● **YOUR INSTRUCTIONS**: How many lines in the material below contain the word "JSON"? Answer with the number alone.

● **PROVIDED ENTRIES**:
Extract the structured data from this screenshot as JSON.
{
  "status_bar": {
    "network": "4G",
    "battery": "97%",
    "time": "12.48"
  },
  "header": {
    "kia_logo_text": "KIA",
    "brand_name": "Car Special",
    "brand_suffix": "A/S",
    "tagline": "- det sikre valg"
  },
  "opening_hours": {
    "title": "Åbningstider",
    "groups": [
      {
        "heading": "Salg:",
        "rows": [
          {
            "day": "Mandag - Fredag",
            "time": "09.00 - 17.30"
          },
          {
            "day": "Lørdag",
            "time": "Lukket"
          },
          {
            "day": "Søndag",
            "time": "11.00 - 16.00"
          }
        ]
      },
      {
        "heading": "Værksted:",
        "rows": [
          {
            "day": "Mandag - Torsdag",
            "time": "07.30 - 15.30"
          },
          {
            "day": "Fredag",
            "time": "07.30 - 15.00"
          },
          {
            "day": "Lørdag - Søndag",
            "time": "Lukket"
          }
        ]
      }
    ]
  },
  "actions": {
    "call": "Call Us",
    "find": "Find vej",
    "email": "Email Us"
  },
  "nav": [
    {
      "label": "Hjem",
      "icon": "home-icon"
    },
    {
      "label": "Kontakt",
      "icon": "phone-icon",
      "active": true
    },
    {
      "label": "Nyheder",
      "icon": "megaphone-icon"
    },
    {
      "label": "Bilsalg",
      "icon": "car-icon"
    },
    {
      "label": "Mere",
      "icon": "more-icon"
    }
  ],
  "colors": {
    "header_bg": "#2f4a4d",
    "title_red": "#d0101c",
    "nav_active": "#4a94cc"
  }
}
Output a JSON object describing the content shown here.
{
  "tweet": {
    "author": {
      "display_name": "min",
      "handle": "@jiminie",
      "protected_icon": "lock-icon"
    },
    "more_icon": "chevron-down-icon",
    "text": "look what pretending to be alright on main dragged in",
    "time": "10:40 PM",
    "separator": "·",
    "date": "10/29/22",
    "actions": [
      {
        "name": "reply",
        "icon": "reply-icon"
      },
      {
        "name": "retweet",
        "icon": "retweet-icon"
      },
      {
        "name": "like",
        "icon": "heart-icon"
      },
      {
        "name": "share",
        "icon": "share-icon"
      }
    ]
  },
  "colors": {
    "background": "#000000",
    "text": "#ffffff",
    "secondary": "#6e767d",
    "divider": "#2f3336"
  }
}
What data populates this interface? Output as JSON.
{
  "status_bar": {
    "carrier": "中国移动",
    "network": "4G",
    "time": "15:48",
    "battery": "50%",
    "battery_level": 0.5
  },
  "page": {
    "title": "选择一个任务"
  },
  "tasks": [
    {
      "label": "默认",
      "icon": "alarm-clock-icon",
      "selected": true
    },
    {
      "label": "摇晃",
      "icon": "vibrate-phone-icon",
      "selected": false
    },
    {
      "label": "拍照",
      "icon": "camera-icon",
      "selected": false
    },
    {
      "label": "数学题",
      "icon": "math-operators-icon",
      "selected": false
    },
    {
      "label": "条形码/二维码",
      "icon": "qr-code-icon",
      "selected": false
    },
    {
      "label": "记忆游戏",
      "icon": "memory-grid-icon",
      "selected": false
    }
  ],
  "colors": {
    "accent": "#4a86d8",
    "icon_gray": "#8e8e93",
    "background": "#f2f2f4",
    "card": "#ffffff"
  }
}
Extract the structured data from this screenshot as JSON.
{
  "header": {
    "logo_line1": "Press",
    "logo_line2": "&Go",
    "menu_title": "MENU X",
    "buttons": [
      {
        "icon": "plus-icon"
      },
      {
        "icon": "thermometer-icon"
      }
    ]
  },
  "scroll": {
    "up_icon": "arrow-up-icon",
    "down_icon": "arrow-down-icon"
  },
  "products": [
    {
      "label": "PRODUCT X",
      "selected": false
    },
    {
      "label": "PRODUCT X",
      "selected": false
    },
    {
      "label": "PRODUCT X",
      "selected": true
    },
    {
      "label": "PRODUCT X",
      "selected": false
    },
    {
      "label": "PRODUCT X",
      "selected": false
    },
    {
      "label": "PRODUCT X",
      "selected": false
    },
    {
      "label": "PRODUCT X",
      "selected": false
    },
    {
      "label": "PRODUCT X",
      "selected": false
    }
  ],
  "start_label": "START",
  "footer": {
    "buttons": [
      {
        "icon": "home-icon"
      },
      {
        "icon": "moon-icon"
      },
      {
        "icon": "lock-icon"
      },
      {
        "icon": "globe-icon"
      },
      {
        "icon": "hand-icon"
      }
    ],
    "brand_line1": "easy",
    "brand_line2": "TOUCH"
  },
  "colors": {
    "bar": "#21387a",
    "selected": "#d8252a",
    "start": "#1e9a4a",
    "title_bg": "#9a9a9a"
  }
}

● **ANSWER SECTION**: 4